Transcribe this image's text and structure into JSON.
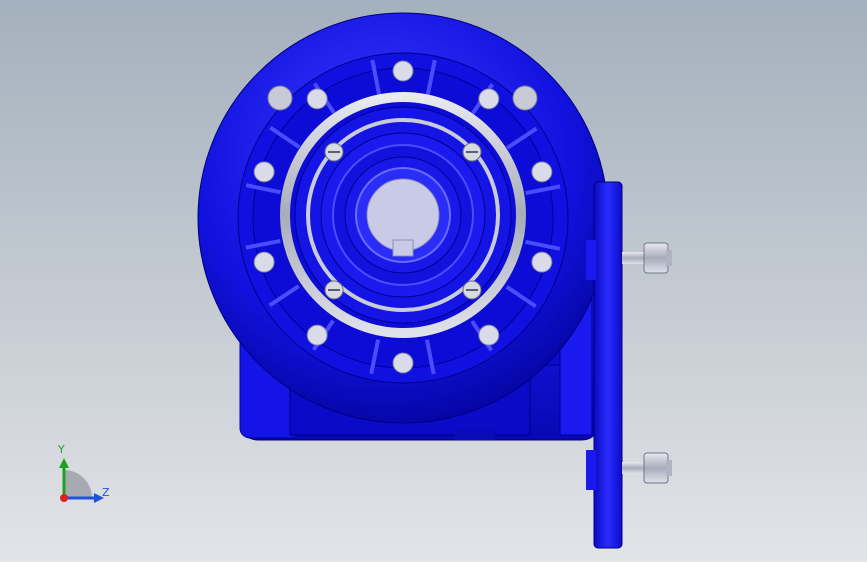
{
  "viewport": {
    "background_top": "#a3b0bd",
    "background_bottom": "#e2e4e8",
    "model": {
      "body_color": "#1010e6",
      "body_dark": "#0000a8",
      "body_light": "#4a4cff",
      "steel_color": "#c8ccd8",
      "bolt_color": "#d8dae2"
    }
  },
  "triad": {
    "y_label": "Y",
    "z_label": "Z",
    "x_color": "#e02020",
    "y_color": "#20a020",
    "z_color": "#2050e0"
  }
}
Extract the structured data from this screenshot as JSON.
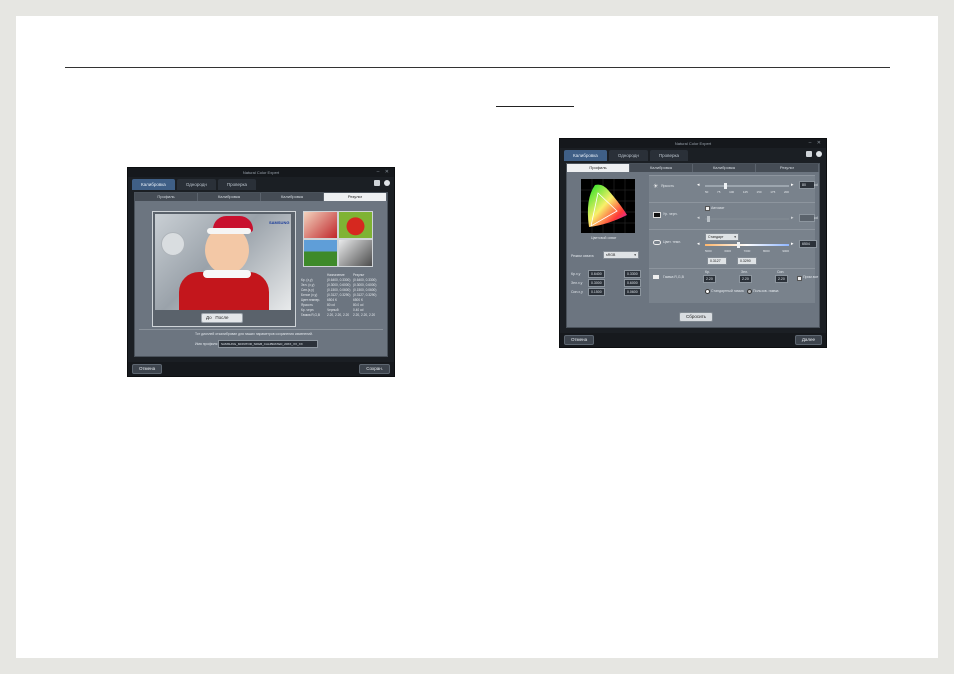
{
  "left_window": {
    "title": "Natural Color Expert",
    "tabs": [
      "Калибровка",
      "Однородн",
      "Проверка"
    ],
    "steps": [
      "Профиль",
      "Калибровка",
      "Калибровка",
      "Результ"
    ],
    "samsung_logo": "SAMSUNG",
    "before_after": {
      "before": "До",
      "after": "После"
    },
    "table_headers": [
      "",
      "Назначение",
      "Результ"
    ],
    "table_rows": [
      [
        "Кр. (x,y)",
        "(0.6400, 0.3300)",
        "(0.6400, 0.3300)"
      ],
      [
        "Зел. (x,y)",
        "(0.3000, 0.6000)",
        "(0.3000, 0.6000)"
      ],
      [
        "Син.(x,y)",
        "(0.1500, 0.0600)",
        "(0.1500, 0.0600)"
      ],
      [
        "Белое (x,y)",
        "(0.3127, 0.3290)",
        "(0.3127, 0.3290)"
      ],
      [
        "Цвет.темпер.",
        "6504 K",
        "6500 K"
      ],
      [
        "Яркость",
        "80 cd",
        "80.0 cd"
      ],
      [
        "Кр. черн.",
        "Черный",
        "0.40 cd"
      ],
      [
        "Гамма R,G,B",
        "2.20, 2.20, 2.20",
        "2.20, 2.20, 2.20"
      ]
    ],
    "message": "Тот дисплей откалиброван для наших параметров сохранения изменений.",
    "profile_label": "Имя профиля",
    "profile_value": "SAMSUNG_MONITOR_SRGB_CALIBRATED_20XX_XX_XX",
    "cancel_button": "Отмена",
    "save_button": "Сохран."
  },
  "right_window": {
    "title": "Natural Color Expert",
    "tabs": [
      "Калибровка",
      "Однородн",
      "Проверка"
    ],
    "steps": [
      "Профиль",
      "Калибровка",
      "Калибровка",
      "Результ"
    ],
    "gamut_label": "Цветовой охват",
    "colorspace_label": "Режим охвата",
    "colorspace_value": "sRGB",
    "coords": [
      {
        "label": "Кр.x,y",
        "x": "0.6400",
        "y": "0.3300"
      },
      {
        "label": "Зел.x,y",
        "x": "0.3000",
        "y": "0.6000"
      },
      {
        "label": "Син.x,y",
        "x": "0.1500",
        "y": "0.0600"
      }
    ],
    "brightness_label": "Яркость",
    "brightness_value": "80",
    "brightness_unit": "cd",
    "brightness_ticks": [
      "50",
      "75",
      "100",
      "125",
      "150",
      "175",
      "200"
    ],
    "black_label": "Ур. черн.",
    "auto_label": "Автомат",
    "black_unit": "cd",
    "temp_label": "Цвет. темп.",
    "temp_mode": "Стандарт",
    "temp_value": "6504",
    "temp_ticks": [
      "5000",
      "6000",
      "7000",
      "8000",
      "9000"
    ],
    "white_x": "0.3127",
    "white_y": "0.3290",
    "gamma_label": "Гамма R,G,B",
    "gamma_channels": [
      "Кр.",
      "Зел.",
      "Син."
    ],
    "gamma_values": [
      "2.20",
      "2.20",
      "2.20"
    ],
    "link_label": "Прим.все",
    "radio_standard": "Стандартный гамма",
    "radio_custom": "Пользов. гамма",
    "reset_button": "Сбросить",
    "cancel_button": "Отмена",
    "next_button": "Далее"
  }
}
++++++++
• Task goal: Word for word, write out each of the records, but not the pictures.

• Answer box:
Transcribe this image's text and structure into JSON.
{
  "viewport": {
    "background_top": "#a3b0bd",
    "background_bottom": "#e2e4e8",
    "model": {
      "body_color": "#1010e6",
      "body_dark": "#0000a8",
      "body_light": "#4a4cff",
      "steel_color": "#c8ccd8",
      "bolt_color": "#d8dae2"
    }
  },
  "triad": {
    "y_label": "Y",
    "z_label": "Z",
    "x_color": "#e02020",
    "y_color": "#20a020",
    "z_color": "#2050e0"
  }
}
Extract the structured data from this screenshot as JSON.
{
  "left_window": {
    "title": "Natural Color Expert",
    "tabs": [
      "Калибровка",
      "Однородн",
      "Проверка"
    ],
    "steps": [
      "Профиль",
      "Калибровка",
      "Калибровка",
      "Результ"
    ],
    "samsung_logo": "SAMSUNG",
    "before_after": {
      "before": "До",
      "after": "После"
    },
    "table_headers": [
      "",
      "Назначение",
      "Результ"
    ],
    "table_rows": [
      [
        "Кр. (x,y)",
        "(0.6400, 0.3300)",
        "(0.6400, 0.3300)"
      ],
      [
        "Зел. (x,y)",
        "(0.3000, 0.6000)",
        "(0.3000, 0.6000)"
      ],
      [
        "Син.(x,y)",
        "(0.1500, 0.0600)",
        "(0.1500, 0.0600)"
      ],
      [
        "Белое (x,y)",
        "(0.3127, 0.3290)",
        "(0.3127, 0.3290)"
      ],
      [
        "Цвет.темпер.",
        "6504 K",
        "6500 K"
      ],
      [
        "Яркость",
        "80 cd",
        "80.0 cd"
      ],
      [
        "Кр. черн.",
        "Черный",
        "0.40 cd"
      ],
      [
        "Гамма R,G,B",
        "2.20, 2.20, 2.20",
        "2.20, 2.20, 2.20"
      ]
    ],
    "message": "Тот дисплей откалиброван для наших параметров сохранения изменений.",
    "profile_label": "Имя профиля",
    "profile_value": "SAMSUNG_MONITOR_SRGB_CALIBRATED_20XX_XX_XX",
    "cancel_button": "Отмена",
    "save_button": "Сохран."
  },
  "right_window": {
    "title": "Natural Color Expert",
    "tabs": [
      "Калибровка",
      "Однородн",
      "Проверка"
    ],
    "steps": [
      "Профиль",
      "Калибровка",
      "Калибровка",
      "Результ"
    ],
    "gamut_label": "Цветовой охват",
    "colorspace_label": "Режим охвата",
    "colorspace_value": "sRGB",
    "coords": [
      {
        "label": "Кр.x,y",
        "x": "0.6400",
        "y": "0.3300"
      },
      {
        "label": "Зел.x,y",
        "x": "0.3000",
        "y": "0.6000"
      },
      {
        "label": "Син.x,y",
        "x": "0.1500",
        "y": "0.0600"
      }
    ],
    "brightness_label": "Яркость",
    "brightness_value": "80",
    "brightness_unit": "cd",
    "brightness_ticks": [
      "50",
      "75",
      "100",
      "125",
      "150",
      "175",
      "200"
    ],
    "black_label": "Ур. черн.",
    "auto_label": "Автомат",
    "black_unit": "cd",
    "temp_label": "Цвет. темп.",
    "temp_mode": "Стандарт",
    "temp_value": "6504",
    "temp_ticks": [
      "5000",
      "6000",
      "7000",
      "8000",
      "9000"
    ],
    "white_x": "0.3127",
    "white_y": "0.3290",
    "gamma_label": "Гамма R,G,B",
    "gamma_channels": [
      "Кр.",
      "Зел.",
      "Син."
    ],
    "gamma_values": [
      "2.20",
      "2.20",
      "2.20"
    ],
    "link_label": "Прим.все",
    "radio_standard": "Стандартный гамма",
    "radio_custom": "Пользов. гамма",
    "reset_button": "Сбросить",
    "cancel_button": "Отмена",
    "next_button": "Далее"
  }
}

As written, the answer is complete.